To make machine learning ubiquitous in healthcare, data warehousing and analytics company Health Catalyst has launched healthcare.ai. The goal, company executives said, is to make machine learning not only pervasive, but also routine – and actionable.
To that end, Health Catalyst is embedding machine learning as a core capability across its entire product line, dubbing the move “catalyst.ai.” The company has machine learning models built into every one of its applications, making it easier to identify patients who are most likely to acquire deadly infections; finding those who may have trouble paying their medical bills; spotting possible canceled appointments before they happen; or intervening sooner with treatments for patients who are at risk for dangerous complications.
Health Catalyst executives see machine learning initiatives as driving “an orders-of-magnitude improvement in healthcare outcomes.”
“Predictive analytics powered by machine learning has truly vast potential in healthcare, but we lag other industries by several years largely because early efforts were extremely expensive one-off models requiring an army of data scientists to write and test the algorithms behind the technology,” said Dale Sanders, Health Catalyst executive vice president. “Catalyst.ai solves that problem by lowering the bar for entry and enabling data architects and analysts to become ‘citizen data scientists.’
Sanders noted Health Catalyst invested tens of millions of dollars over the last few years to create high-volume high-quality data content and embed those into clinician workflows.

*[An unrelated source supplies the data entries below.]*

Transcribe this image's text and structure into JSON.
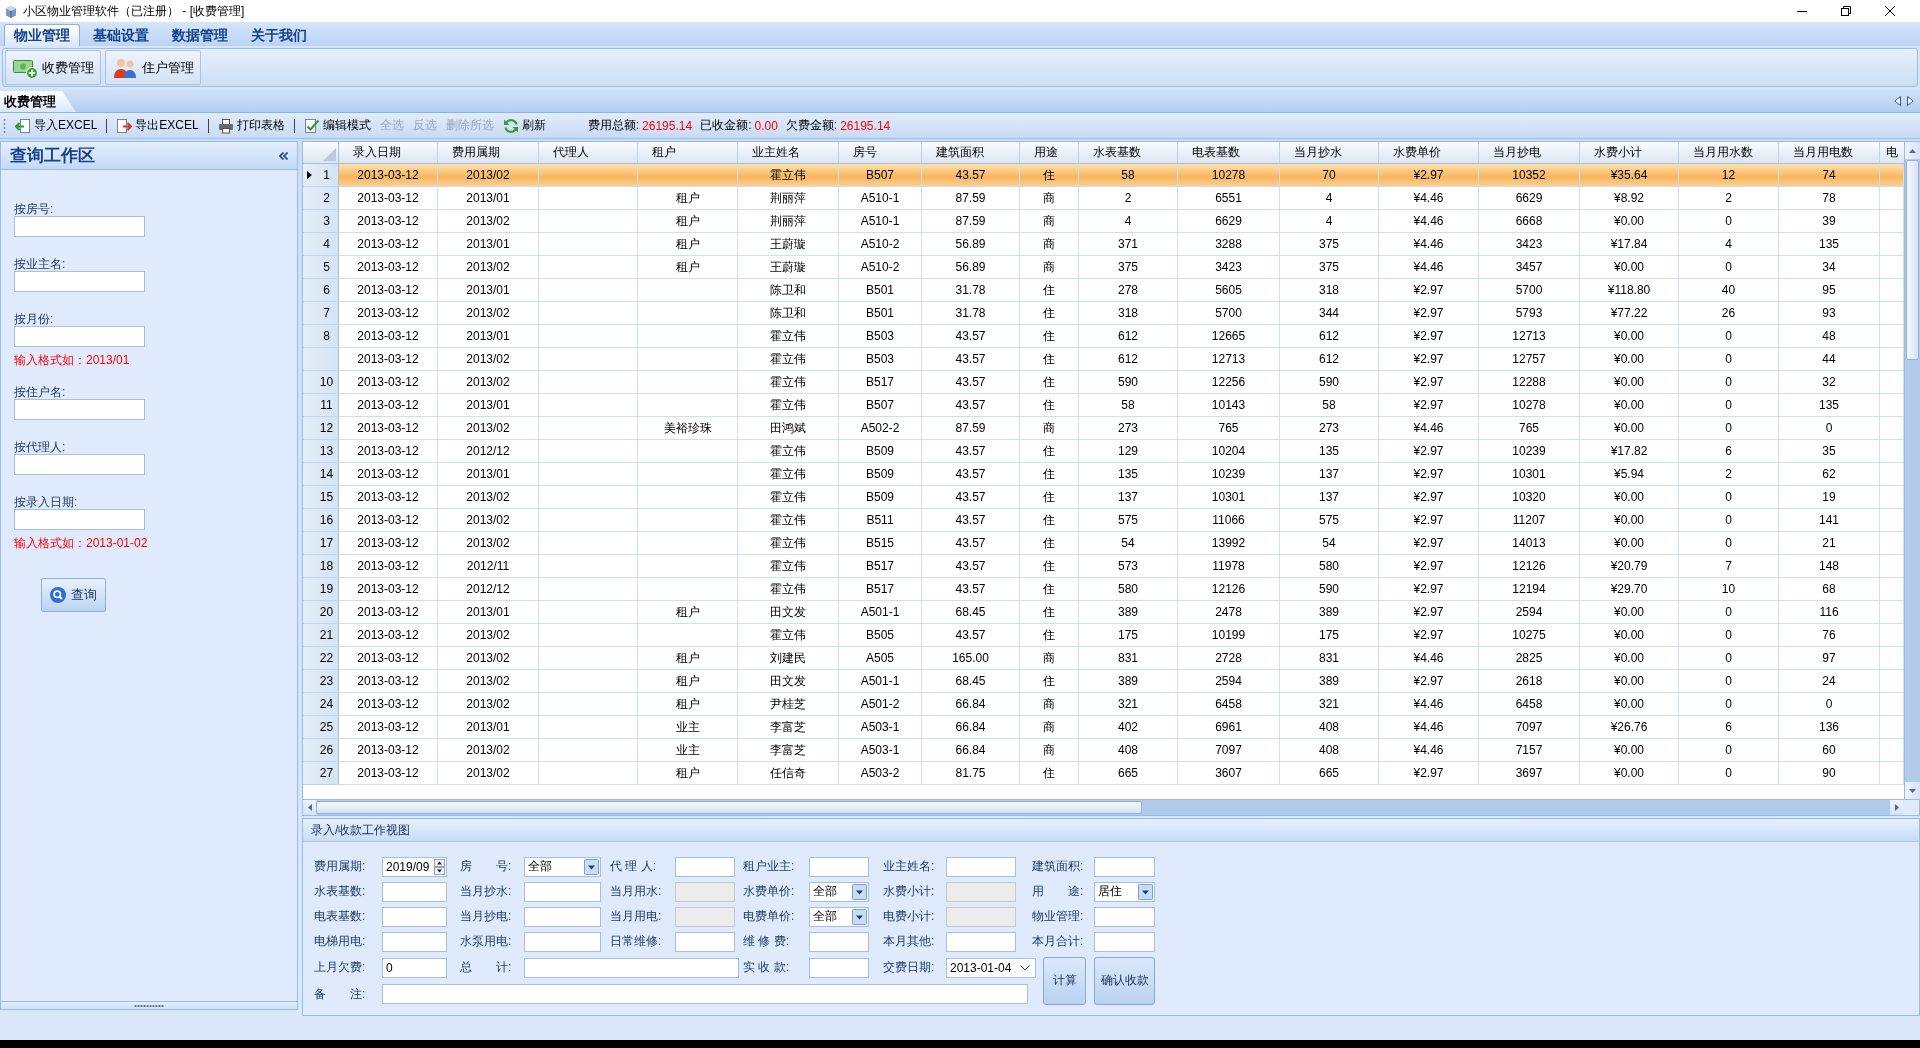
{
  "window": {
    "title": "小区物业管理软件（已注册） - [收费管理]"
  },
  "menu_tabs": [
    {
      "label": "物业管理",
      "selected": true
    },
    {
      "label": "基础设置",
      "selected": false
    },
    {
      "label": "数据管理",
      "selected": false
    },
    {
      "label": "关于我们",
      "selected": false
    }
  ],
  "ribbon": {
    "buttons": [
      "收费管理",
      "住户管理"
    ]
  },
  "document_tabs": [
    {
      "label": "收费管理",
      "selected": true
    }
  ],
  "toolbar": {
    "items": [
      {
        "kind": "button",
        "label": "导入EXCEL",
        "disabled": false
      },
      {
        "kind": "separator"
      },
      {
        "kind": "button",
        "label": "导出EXCEL",
        "disabled": false
      },
      {
        "kind": "separator"
      },
      {
        "kind": "button",
        "label": "打印表格",
        "disabled": false
      },
      {
        "kind": "separator"
      },
      {
        "kind": "button",
        "label": "编辑模式",
        "disabled": false
      },
      {
        "kind": "button",
        "label": "全选",
        "disabled": true
      },
      {
        "kind": "button",
        "label": "反选",
        "disabled": true
      },
      {
        "kind": "button",
        "label": "删除所选",
        "disabled": true
      },
      {
        "kind": "button",
        "label": "刷新",
        "disabled": false
      }
    ],
    "totals": [
      {
        "label": "费用总额:",
        "value": "26195.14"
      },
      {
        "label": "已收金额:",
        "value": "0.00"
      },
      {
        "label": "欠费金额:",
        "value": "26195.14"
      }
    ]
  },
  "search_panel": {
    "title": "查询工作区",
    "fields": [
      {
        "label": "按房号:"
      },
      {
        "label": "按业主名:"
      },
      {
        "label": "按月份:",
        "hint": "输入格式如：2013/01"
      },
      {
        "label": "按住户名:"
      },
      {
        "label": "按代理人:"
      },
      {
        "label": "按录入日期:",
        "hint": "输入格式如：2013-01-02"
      }
    ],
    "button": "查询"
  },
  "grid": {
    "columns": [
      "录入日期",
      "费用属期",
      "代理人",
      "租户",
      "业主姓名",
      "房号",
      "建筑面积",
      "用途",
      "水表基数",
      "电表基数",
      "当月抄水",
      "水费单价",
      "当月抄电",
      "水费小计",
      "当月用水数",
      "当月用电数",
      "电"
    ],
    "rows": [
      {
        "number": "1",
        "selected": true,
        "date": "2013-03-12",
        "period": "2013/02",
        "owner": "霍立伟",
        "room": "B507",
        "area": "43.57",
        "use": "住",
        "water_base": "58",
        "power_base": "10278",
        "water_now": "70",
        "water_price": "¥2.97",
        "power_now": "10352",
        "water_fee": "¥35.64",
        "water_used": "12",
        "power_used": "74"
      },
      {
        "number": "2",
        "selected": false,
        "date": "2013-03-12",
        "period": "2013/01",
        "tenant": "租户",
        "owner": "荆丽萍",
        "room": "A510-1",
        "area": "87.59",
        "use": "商",
        "water_base": "2",
        "power_base": "6551",
        "water_now": "4",
        "water_price": "¥4.46",
        "power_now": "6629",
        "water_fee": "¥8.92",
        "water_used": "2",
        "power_used": "78"
      },
      {
        "number": "3",
        "selected": false,
        "date": "2013-03-12",
        "period": "2013/02",
        "tenant": "租户",
        "owner": "荆丽萍",
        "room": "A510-1",
        "area": "87.59",
        "use": "商",
        "water_base": "4",
        "power_base": "6629",
        "water_now": "4",
        "water_price": "¥4.46",
        "power_now": "6668",
        "water_fee": "¥0.00",
        "water_used": "0",
        "power_used": "39"
      },
      {
        "number": "4",
        "selected": false,
        "date": "2013-03-12",
        "period": "2013/01",
        "tenant": "租户",
        "owner": "王蔚璇",
        "room": "A510-2",
        "area": "56.89",
        "use": "商",
        "water_base": "371",
        "power_base": "3288",
        "water_now": "375",
        "water_price": "¥4.46",
        "power_now": "3423",
        "water_fee": "¥17.84",
        "water_used": "4",
        "power_used": "135"
      },
      {
        "number": "5",
        "selected": false,
        "date": "2013-03-12",
        "period": "2013/02",
        "tenant": "租户",
        "owner": "王蔚璇",
        "room": "A510-2",
        "area": "56.89",
        "use": "商",
        "water_base": "375",
        "power_base": "3423",
        "water_now": "375",
        "water_price": "¥4.46",
        "power_now": "3457",
        "water_fee": "¥0.00",
        "water_used": "0",
        "power_used": "34"
      },
      {
        "number": "6",
        "selected": false,
        "date": "2013-03-12",
        "period": "2013/01",
        "owner": "陈卫和",
        "room": "B501",
        "area": "31.78",
        "use": "住",
        "water_base": "278",
        "power_base": "5605",
        "water_now": "318",
        "water_price": "¥2.97",
        "power_now": "5700",
        "water_fee": "¥118.80",
        "water_used": "40",
        "power_used": "95"
      },
      {
        "number": "7",
        "selected": false,
        "date": "2013-03-12",
        "period": "2013/02",
        "owner": "陈卫和",
        "room": "B501",
        "area": "31.78",
        "use": "住",
        "water_base": "318",
        "power_base": "5700",
        "water_now": "344",
        "water_price": "¥2.97",
        "power_now": "5793",
        "water_fee": "¥77.22",
        "water_used": "26",
        "power_used": "93"
      },
      {
        "number": "8",
        "selected": false,
        "date": "2013-03-12",
        "period": "2013/01",
        "owner": "霍立伟",
        "room": "B503",
        "area": "43.57",
        "use": "住",
        "water_base": "612",
        "power_base": "12665",
        "water_now": "612",
        "water_price": "¥2.97",
        "power_now": "12713",
        "water_fee": "¥0.00",
        "water_used": "0",
        "power_used": "48"
      },
      {
        "selected": false,
        "date": "2013-03-12",
        "period": "2013/02",
        "owner": "霍立伟",
        "room": "B503",
        "area": "43.57",
        "use": "住",
        "water_base": "612",
        "power_base": "12713",
        "water_now": "612",
        "water_price": "¥2.97",
        "power_now": "12757",
        "water_fee": "¥0.00",
        "water_used": "0",
        "power_used": "44"
      },
      {
        "number": "10",
        "selected": false,
        "date": "2013-03-12",
        "period": "2013/02",
        "owner": "霍立伟",
        "room": "B517",
        "area": "43.57",
        "use": "住",
        "water_base": "590",
        "power_base": "12256",
        "water_now": "590",
        "water_price": "¥2.97",
        "power_now": "12288",
        "water_fee": "¥0.00",
        "water_used": "0",
        "power_used": "32"
      },
      {
        "number": "11",
        "selected": false,
        "date": "2013-03-12",
        "period": "2013/01",
        "owner": "霍立伟",
        "room": "B507",
        "area": "43.57",
        "use": "住",
        "water_base": "58",
        "power_base": "10143",
        "water_now": "58",
        "water_price": "¥2.97",
        "power_now": "10278",
        "water_fee": "¥0.00",
        "water_used": "0",
        "power_used": "135"
      },
      {
        "number": "12",
        "selected": false,
        "date": "2013-03-12",
        "period": "2013/02",
        "tenant": "美裕珍珠",
        "owner": "田鸿斌",
        "room": "A502-2",
        "area": "87.59",
        "use": "商",
        "water_base": "273",
        "power_base": "765",
        "water_now": "273",
        "water_price": "¥4.46",
        "power_now": "765",
        "water_fee": "¥0.00",
        "water_used": "0",
        "power_used": "0"
      },
      {
        "number": "13",
        "selected": false,
        "date": "2013-03-12",
        "period": "2012/12",
        "owner": "霍立伟",
        "room": "B509",
        "area": "43.57",
        "use": "住",
        "water_base": "129",
        "power_base": "10204",
        "water_now": "135",
        "water_price": "¥2.97",
        "power_now": "10239",
        "water_fee": "¥17.82",
        "water_used": "6",
        "power_used": "35"
      },
      {
        "number": "14",
        "selected": false,
        "date": "2013-03-12",
        "period": "2013/01",
        "owner": "霍立伟",
        "room": "B509",
        "area": "43.57",
        "use": "住",
        "water_base": "135",
        "power_base": "10239",
        "water_now": "137",
        "water_price": "¥2.97",
        "power_now": "10301",
        "water_fee": "¥5.94",
        "water_used": "2",
        "power_used": "62"
      },
      {
        "number": "15",
        "selected": false,
        "date": "2013-03-12",
        "period": "2013/02",
        "owner": "霍立伟",
        "room": "B509",
        "area": "43.57",
        "use": "住",
        "water_base": "137",
        "power_base": "10301",
        "water_now": "137",
        "water_price": "¥2.97",
        "power_now": "10320",
        "water_fee": "¥0.00",
        "water_used": "0",
        "power_used": "19"
      },
      {
        "number": "16",
        "selected": false,
        "date": "2013-03-12",
        "period": "2013/02",
        "owner": "霍立伟",
        "room": "B511",
        "area": "43.57",
        "use": "住",
        "water_base": "575",
        "power_base": "11066",
        "water_now": "575",
        "water_price": "¥2.97",
        "power_now": "11207",
        "water_fee": "¥0.00",
        "water_used": "0",
        "power_used": "141"
      },
      {
        "number": "17",
        "selected": false,
        "date": "2013-03-12",
        "period": "2013/02",
        "owner": "霍立伟",
        "room": "B515",
        "area": "43.57",
        "use": "住",
        "water_base": "54",
        "power_base": "13992",
        "water_now": "54",
        "water_price": "¥2.97",
        "power_now": "14013",
        "water_fee": "¥0.00",
        "water_used": "0",
        "power_used": "21"
      },
      {
        "number": "18",
        "selected": false,
        "date": "2013-03-12",
        "period": "2012/11",
        "owner": "霍立伟",
        "room": "B517",
        "area": "43.57",
        "use": "住",
        "water_base": "573",
        "power_base": "11978",
        "water_now": "580",
        "water_price": "¥2.97",
        "power_now": "12126",
        "water_fee": "¥20.79",
        "water_used": "7",
        "power_used": "148"
      },
      {
        "number": "19",
        "selected": false,
        "date": "2013-03-12",
        "period": "2012/12",
        "owner": "霍立伟",
        "room": "B517",
        "area": "43.57",
        "use": "住",
        "water_base": "580",
        "power_base": "12126",
        "water_now": "590",
        "water_price": "¥2.97",
        "power_now": "12194",
        "water_fee": "¥29.70",
        "water_used": "10",
        "power_used": "68"
      },
      {
        "number": "20",
        "selected": false,
        "date": "2013-03-12",
        "period": "2013/01",
        "tenant": "租户",
        "owner": "田文发",
        "room": "A501-1",
        "area": "68.45",
        "use": "住",
        "water_base": "389",
        "power_base": "2478",
        "water_now": "389",
        "water_price": "¥2.97",
        "power_now": "2594",
        "water_fee": "¥0.00",
        "water_used": "0",
        "power_used": "116"
      },
      {
        "number": "21",
        "selected": false,
        "date": "2013-03-12",
        "period": "2013/02",
        "owner": "霍立伟",
        "room": "B505",
        "area": "43.57",
        "use": "住",
        "water_base": "175",
        "power_base": "10199",
        "water_now": "175",
        "water_price": "¥2.97",
        "power_now": "10275",
        "water_fee": "¥0.00",
        "water_used": "0",
        "power_used": "76"
      },
      {
        "number": "22",
        "selected": false,
        "date": "2013-03-12",
        "period": "2013/02",
        "tenant": "租户",
        "owner": "刘建民",
        "room": "A505",
        "area": "165.00",
        "use": "商",
        "water_base": "831",
        "power_base": "2728",
        "water_now": "831",
        "water_price": "¥4.46",
        "power_now": "2825",
        "water_fee": "¥0.00",
        "water_used": "0",
        "power_used": "97"
      },
      {
        "number": "23",
        "selected": false,
        "date": "2013-03-12",
        "period": "2013/02",
        "tenant": "租户",
        "owner": "田文发",
        "room": "A501-1",
        "area": "68.45",
        "use": "住",
        "water_base": "389",
        "power_base": "2594",
        "water_now": "389",
        "water_price": "¥2.97",
        "power_now": "2618",
        "water_fee": "¥0.00",
        "water_used": "0",
        "power_used": "24"
      },
      {
        "number": "24",
        "selected": false,
        "date": "2013-03-12",
        "period": "2013/02",
        "tenant": "租户",
        "owner": "尹桂芝",
        "room": "A501-2",
        "area": "66.84",
        "use": "商",
        "water_base": "321",
        "power_base": "6458",
        "water_now": "321",
        "water_price": "¥4.46",
        "power_now": "6458",
        "water_fee": "¥0.00",
        "water_used": "0",
        "power_used": "0"
      },
      {
        "number": "25",
        "selected": false,
        "date": "2013-03-12",
        "period": "2013/01",
        "tenant": "业主",
        "owner": "李富芝",
        "room": "A503-1",
        "area": "66.84",
        "use": "商",
        "water_base": "402",
        "power_base": "6961",
        "water_now": "408",
        "water_price": "¥4.46",
        "power_now": "7097",
        "water_fee": "¥26.76",
        "water_used": "6",
        "power_used": "136"
      },
      {
        "number": "26",
        "selected": false,
        "date": "2013-03-12",
        "period": "2013/02",
        "tenant": "业主",
        "owner": "李富芝",
        "room": "A503-1",
        "area": "66.84",
        "use": "商",
        "water_base": "408",
        "power_base": "7097",
        "water_now": "408",
        "water_price": "¥4.46",
        "power_now": "7157",
        "water_fee": "¥0.00",
        "water_used": "0",
        "power_used": "60"
      },
      {
        "number": "27",
        "selected": false,
        "date": "2013-03-12",
        "period": "2013/02",
        "tenant": "租户",
        "owner": "任信奇",
        "room": "A503-2",
        "area": "81.75",
        "use": "住",
        "water_base": "665",
        "power_base": "3607",
        "water_now": "665",
        "water_price": "¥2.97",
        "power_now": "3697",
        "water_fee": "¥0.00",
        "water_used": "0",
        "power_used": "90"
      }
    ]
  },
  "entry_form": {
    "title": "录入/收款工作视图",
    "rows": [
      [
        {
          "label": "费用属期:",
          "kind": "spin",
          "value": "2019/09",
          "disabled": false
        },
        {
          "label": "房　　号:",
          "kind": "select",
          "value": "全部",
          "disabled": false
        },
        {
          "label": "代 理 人:",
          "kind": "text",
          "disabled": false
        },
        {
          "label": "租户业主:",
          "kind": "text",
          "disabled": false
        },
        {
          "label": "业主姓名:",
          "kind": "text",
          "disabled": false
        },
        {
          "label": "建筑面积:",
          "kind": "text",
          "disabled": false
        }
      ],
      [
        {
          "label": "水表基数:",
          "kind": "text",
          "disabled": false
        },
        {
          "label": "当月抄水:",
          "kind": "text",
          "disabled": false
        },
        {
          "label": "当月用水:",
          "kind": "text",
          "disabled": true
        },
        {
          "label": "水费单价:",
          "kind": "select",
          "value": "全部",
          "disabled": false
        },
        {
          "label": "水费小计:",
          "kind": "text",
          "disabled": true
        },
        {
          "label": "用　　途:",
          "kind": "select",
          "value": "居住",
          "disabled": false
        }
      ],
      [
        {
          "label": "电表基数:",
          "kind": "text",
          "disabled": false
        },
        {
          "label": "当月抄电:",
          "kind": "text",
          "disabled": false
        },
        {
          "label": "当月用电:",
          "kind": "text",
          "disabled": true
        },
        {
          "label": "电费单价:",
          "kind": "select",
          "value": "全部",
          "disabled": false
        },
        {
          "label": "电费小计:",
          "kind": "text",
          "disabled": true
        },
        {
          "label": "物业管理:",
          "kind": "text",
          "disabled": false
        }
      ],
      [
        {
          "label": "电梯用电:",
          "kind": "text",
          "disabled": false
        },
        {
          "label": "水泵用电:",
          "kind": "text",
          "disabled": false
        },
        {
          "label": "日常维修:",
          "kind": "text",
          "disabled": false
        },
        {
          "label": "维 修 费:",
          "kind": "text",
          "disabled": false
        },
        {
          "label": "本月其他:",
          "kind": "text",
          "disabled": false
        },
        {
          "label": "本月合计:",
          "kind": "text",
          "disabled": false
        }
      ],
      [
        {
          "label": "上月欠费:",
          "kind": "text",
          "value": "0",
          "disabled": false
        },
        {
          "label": "总　　计:",
          "kind": "text",
          "disabled": false
        },
        "",
        {
          "label": "实 收 款:",
          "kind": "text",
          "disabled": false
        },
        {
          "label": "交费日期:",
          "kind": "date",
          "value": "2013-01-04",
          "disabled": false
        }
      ],
      [
        {
          "label": "备　　注:",
          "kind": "text",
          "disabled": false
        },
        "",
        "",
        "",
        ""
      ]
    ],
    "buttons": [
      "计算",
      "确认收款"
    ]
  }
}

As a result of employing machine learning, he said, health systems such as Indiana University Health have achieved significantly reduced central line-associated blood stream infections, often referred to as “CLABSI.”
In the past six months, the health system decreased CLABSI by 20 percent and also recorded a 30 percent drop in harm events overall, according to IUH.
The effectiveness of catalyst.ai is closely tied to Health Catalyst’s proven ability to integrate high-volume data from virtually every internal and external source available, Sanders said, adding because multiple sources of data are required for machine learning to develop the models that drive predictive analytics, the technology is more effective the more data is present.
What physicians want from machine learning, Sanders said, are suggestions for how to make a better decision. What they aren’t quite ready for are interventions the machine drives.”
“It’s not artificial intelligence to me until the machine starts acting on your behalf,” he said. “And it’s a big, big leap technically to do that.”
Sanders said the tools, the techniques and models for machine learning are becoming commoditized far sooner than he would ever have predicted.
“It’s absolutely blowing my mind how quickly non-data scientists can access incredibly complex machine-learning algorithms,” he said. “However, none of these algorithms are usable without the data underneath training them. So it’s the data content becoming the most proprietary part of machine learning.”